Instructions to follow: Repeat the records exactly, so that each line matches the original.
++++++++++
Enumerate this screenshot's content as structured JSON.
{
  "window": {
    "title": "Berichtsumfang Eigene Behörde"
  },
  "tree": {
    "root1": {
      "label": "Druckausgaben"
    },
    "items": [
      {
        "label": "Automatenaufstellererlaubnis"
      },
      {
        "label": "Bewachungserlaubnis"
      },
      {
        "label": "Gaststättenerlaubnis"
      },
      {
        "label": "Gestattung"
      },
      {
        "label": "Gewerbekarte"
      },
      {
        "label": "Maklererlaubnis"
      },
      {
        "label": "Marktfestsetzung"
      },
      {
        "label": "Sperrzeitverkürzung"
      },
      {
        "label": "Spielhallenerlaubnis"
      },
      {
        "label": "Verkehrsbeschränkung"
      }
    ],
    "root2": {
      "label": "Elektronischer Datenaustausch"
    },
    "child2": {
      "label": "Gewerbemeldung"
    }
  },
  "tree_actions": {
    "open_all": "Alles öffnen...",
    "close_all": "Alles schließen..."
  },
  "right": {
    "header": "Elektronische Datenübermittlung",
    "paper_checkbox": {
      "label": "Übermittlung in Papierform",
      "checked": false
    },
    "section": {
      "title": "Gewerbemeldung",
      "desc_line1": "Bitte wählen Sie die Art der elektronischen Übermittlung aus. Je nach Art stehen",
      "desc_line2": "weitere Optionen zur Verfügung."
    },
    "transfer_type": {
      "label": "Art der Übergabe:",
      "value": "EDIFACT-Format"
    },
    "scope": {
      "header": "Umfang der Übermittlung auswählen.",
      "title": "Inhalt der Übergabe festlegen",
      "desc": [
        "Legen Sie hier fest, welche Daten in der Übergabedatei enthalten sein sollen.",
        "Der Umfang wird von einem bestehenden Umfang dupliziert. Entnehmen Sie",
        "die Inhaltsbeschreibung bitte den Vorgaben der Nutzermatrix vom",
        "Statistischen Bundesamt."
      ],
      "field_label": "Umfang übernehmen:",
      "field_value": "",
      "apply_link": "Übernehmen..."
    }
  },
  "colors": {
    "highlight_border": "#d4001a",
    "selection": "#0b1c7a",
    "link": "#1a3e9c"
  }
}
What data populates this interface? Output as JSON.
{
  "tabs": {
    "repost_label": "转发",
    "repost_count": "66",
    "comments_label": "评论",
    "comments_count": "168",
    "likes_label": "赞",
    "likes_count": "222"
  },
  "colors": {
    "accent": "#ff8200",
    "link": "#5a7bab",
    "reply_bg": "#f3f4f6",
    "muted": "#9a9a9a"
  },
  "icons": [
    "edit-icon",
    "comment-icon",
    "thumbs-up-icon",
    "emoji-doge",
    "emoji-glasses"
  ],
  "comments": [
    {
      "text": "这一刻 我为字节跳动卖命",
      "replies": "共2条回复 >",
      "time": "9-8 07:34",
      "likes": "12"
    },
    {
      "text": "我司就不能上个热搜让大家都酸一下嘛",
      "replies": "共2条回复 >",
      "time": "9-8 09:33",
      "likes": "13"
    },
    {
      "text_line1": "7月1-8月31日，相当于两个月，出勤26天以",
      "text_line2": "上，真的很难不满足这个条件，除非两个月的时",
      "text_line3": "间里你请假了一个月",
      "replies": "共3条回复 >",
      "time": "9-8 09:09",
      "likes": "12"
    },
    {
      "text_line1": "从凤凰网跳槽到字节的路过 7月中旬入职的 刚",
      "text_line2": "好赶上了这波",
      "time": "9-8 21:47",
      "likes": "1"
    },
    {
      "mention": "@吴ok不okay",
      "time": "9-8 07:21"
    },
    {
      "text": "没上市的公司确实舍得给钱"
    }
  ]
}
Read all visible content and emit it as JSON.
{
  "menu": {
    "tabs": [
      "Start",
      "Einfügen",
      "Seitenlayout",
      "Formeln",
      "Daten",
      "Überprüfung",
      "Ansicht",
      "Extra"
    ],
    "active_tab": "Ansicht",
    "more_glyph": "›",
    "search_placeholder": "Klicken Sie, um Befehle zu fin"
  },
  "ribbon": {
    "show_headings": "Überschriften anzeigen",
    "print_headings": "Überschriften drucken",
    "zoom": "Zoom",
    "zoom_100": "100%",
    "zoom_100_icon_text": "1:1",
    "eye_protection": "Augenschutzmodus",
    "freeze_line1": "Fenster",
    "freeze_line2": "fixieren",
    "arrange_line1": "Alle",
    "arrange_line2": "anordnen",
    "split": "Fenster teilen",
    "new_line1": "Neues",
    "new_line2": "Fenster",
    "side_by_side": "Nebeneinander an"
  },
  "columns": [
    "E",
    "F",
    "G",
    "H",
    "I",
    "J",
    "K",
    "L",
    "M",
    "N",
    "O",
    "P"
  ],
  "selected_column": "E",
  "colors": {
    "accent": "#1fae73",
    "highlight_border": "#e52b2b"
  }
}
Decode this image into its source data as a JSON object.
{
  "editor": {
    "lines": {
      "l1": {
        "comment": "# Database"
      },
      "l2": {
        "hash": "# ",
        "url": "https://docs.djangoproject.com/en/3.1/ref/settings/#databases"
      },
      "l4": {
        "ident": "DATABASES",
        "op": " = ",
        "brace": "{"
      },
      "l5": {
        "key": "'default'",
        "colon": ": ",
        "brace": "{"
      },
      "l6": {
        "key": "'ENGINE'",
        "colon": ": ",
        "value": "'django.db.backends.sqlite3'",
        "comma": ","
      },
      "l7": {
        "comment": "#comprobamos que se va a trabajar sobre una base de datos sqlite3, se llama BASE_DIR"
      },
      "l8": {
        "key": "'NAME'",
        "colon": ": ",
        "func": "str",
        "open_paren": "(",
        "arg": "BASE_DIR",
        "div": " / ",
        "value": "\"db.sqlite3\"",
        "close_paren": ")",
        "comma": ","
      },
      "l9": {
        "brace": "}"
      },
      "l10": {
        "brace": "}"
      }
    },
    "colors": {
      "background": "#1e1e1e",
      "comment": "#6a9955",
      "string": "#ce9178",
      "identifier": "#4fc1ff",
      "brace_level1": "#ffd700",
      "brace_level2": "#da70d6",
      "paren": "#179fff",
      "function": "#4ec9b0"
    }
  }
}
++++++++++
The answer:
Enumerate this screenshot's content as structured JSON.
{
  "window": {
    "title": "Berichtsumfang Eigene Behörde"
  },
  "tree": {
    "root1": {
      "label": "Druckausgaben"
    },
    "items": [
      {
        "label": "Automatenaufstellererlaubnis"
      },
      {
        "label": "Bewachungserlaubnis"
      },
      {
        "label": "Gaststättenerlaubnis"
      },
      {
        "label": "Gestattung"
      },
      {
        "label": "Gewerbekarte"
      },
      {
        "label": "Maklererlaubnis"
      },
      {
        "label": "Marktfestsetzung"
      },
      {
        "label": "Sperrzeitverkürzung"
      },
      {
        "label": "Spielhallenerlaubnis"
      },
      {
        "label": "Verkehrsbeschränkung"
      }
    ],
    "root2": {
      "label": "Elektronischer Datenaustausch"
    },
    "child2": {
      "label": "Gewerbemeldung"
    }
  },
  "tree_actions": {
    "open_all": "Alles öffnen...",
    "close_all": "Alles schließen..."
  },
  "right": {
    "header": "Elektronische Datenübermittlung",
    "paper_checkbox": {
      "label": "Übermittlung in Papierform",
      "checked": false
    },
    "section": {
      "title": "Gewerbemeldung",
      "desc_line1": "Bitte wählen Sie die Art der elektronischen Übermittlung aus. Je nach Art stehen",
      "desc_line2": "weitere Optionen zur Verfügung."
    },
    "transfer_type": {
      "label": "Art der Übergabe:",
      "value": "EDIFACT-Format"
    },
    "scope": {
      "header": "Umfang der Übermittlung auswählen.",
      "title": "Inhalt der Übergabe festlegen",
      "desc": [
        "Legen Sie hier fest, welche Daten in der Übergabedatei enthalten sein sollen.",
        "Der Umfang wird von einem bestehenden Umfang dupliziert. Entnehmen Sie",
        "die Inhaltsbeschreibung bitte den Vorgaben der Nutzermatrix vom",
        "Statistischen Bundesamt."
      ],
      "field_label": "Umfang übernehmen:",
      "field_value": "",
      "apply_link": "Übernehmen..."
    }
  },
  "colors": {
    "highlight_border": "#d4001a",
    "selection": "#0b1c7a",
    "link": "#1a3e9c"
  }
}
What data populates this interface? Output as JSON.
{
  "tabs": {
    "repost_label": "转发",
    "repost_count": "66",
    "comments_label": "评论",
    "comments_count": "168",
    "likes_label": "赞",
    "likes_count": "222"
  },
  "colors": {
    "accent": "#ff8200",
    "link": "#5a7bab",
    "reply_bg": "#f3f4f6",
    "muted": "#9a9a9a"
  },
  "icons": [
    "edit-icon",
    "comment-icon",
    "thumbs-up-icon",
    "emoji-doge",
    "emoji-glasses"
  ],
  "comments": [
    {
      "text": "这一刻 我为字节跳动卖命",
      "replies": "共2条回复 >",
      "time": "9-8 07:34",
      "likes": "12"
    },
    {
      "text": "我司就不能上个热搜让大家都酸一下嘛",
      "replies": "共2条回复 >",
      "time": "9-8 09:33",
      "likes": "13"
    },
    {
      "text_line1": "7月1-8月31日，相当于两个月，出勤26天以",
      "text_line2": "上，真的很难不满足这个条件，除非两个月的时",
      "text_line3": "间里你请假了一个月",
      "replies": "共3条回复 >",
      "time": "9-8 09:09",
      "likes": "12"
    },
    {
      "text_line1": "从凤凰网跳槽到字节的路过 7月中旬入职的 刚",
      "text_line2": "好赶上了这波",
      "time": "9-8 21:47",
      "likes": "1"
    },
    {
      "mention": "@吴ok不okay",
      "time": "9-8 07:21"
    },
    {
      "text": "没上市的公司确实舍得给钱"
    }
  ]
}
Read all visible content and emit it as JSON.
{
  "menu": {
    "tabs": [
      "Start",
      "Einfügen",
      "Seitenlayout",
      "Formeln",
      "Daten",
      "Überprüfung",
      "Ansicht",
      "Extra"
    ],
    "active_tab": "Ansicht",
    "more_glyph": "›",
    "search_placeholder": "Klicken Sie, um Befehle zu fin"
  },
  "ribbon": {
    "show_headings": "Überschriften anzeigen",
    "print_headings": "Überschriften drucken",
    "zoom": "Zoom",
    "zoom_100": "100%",
    "zoom_100_icon_text": "1:1",
    "eye_protection": "Augenschutzmodus",
    "freeze_line1": "Fenster",
    "freeze_line2": "fixieren",
    "arrange_line1": "Alle",
    "arrange_line2": "anordnen",
    "split": "Fenster teilen",
    "new_line1": "Neues",
    "new_line2": "Fenster",
    "side_by_side": "Nebeneinander an"
  },
  "columns": [
    "E",
    "F",
    "G",
    "H",
    "I",
    "J",
    "K",
    "L",
    "M",
    "N",
    "O",
    "P"
  ],
  "selected_column": "E",
  "colors": {
    "accent": "#1fae73",
    "highlight_border": "#e52b2b"
  }
}
Decode this image into its source data as a JSON object.
{
  "editor": {
    "lines": {
      "l1": {
        "comment": "# Database"
      },
      "l2": {
        "hash": "# ",
        "url": "https://docs.djangoproject.com/en/3.1/ref/settings/#databases"
      },
      "l4": {
        "ident": "DATABASES",
        "op": " = ",
        "brace": "{"
      },
      "l5": {
        "key": "'default'",
        "colon": ": ",
        "brace": "{"
      },
      "l6": {
        "key": "'ENGINE'",
        "colon": ": ",
        "value": "'django.db.backends.sqlite3'",
        "comma": ","
      },
      "l7": {
        "comment": "#comprobamos que se va a trabajar sobre una base de datos sqlite3, se llama BASE_DIR"
      },
      "l8": {
        "key": "'NAME'",
        "colon": ": ",
        "func": "str",
        "open_paren": "(",
        "arg": "BASE_DIR",
        "div": " / ",
        "value": "\"db.sqlite3\"",
        "close_paren": ")",
        "comma": ","
      },
      "l9": {
        "brace": "}"
      },
      "l10": {
        "brace": "}"
      }
    },
    "colors": {
      "background": "#1e1e1e",
      "comment": "#6a9955",
      "string": "#ce9178",
      "identifier": "#4fc1ff",
      "brace_level1": "#ffd700",
      "brace_level2": "#da70d6",
      "paren": "#179fff",
      "function": "#4ec9b0"
    }
  }
}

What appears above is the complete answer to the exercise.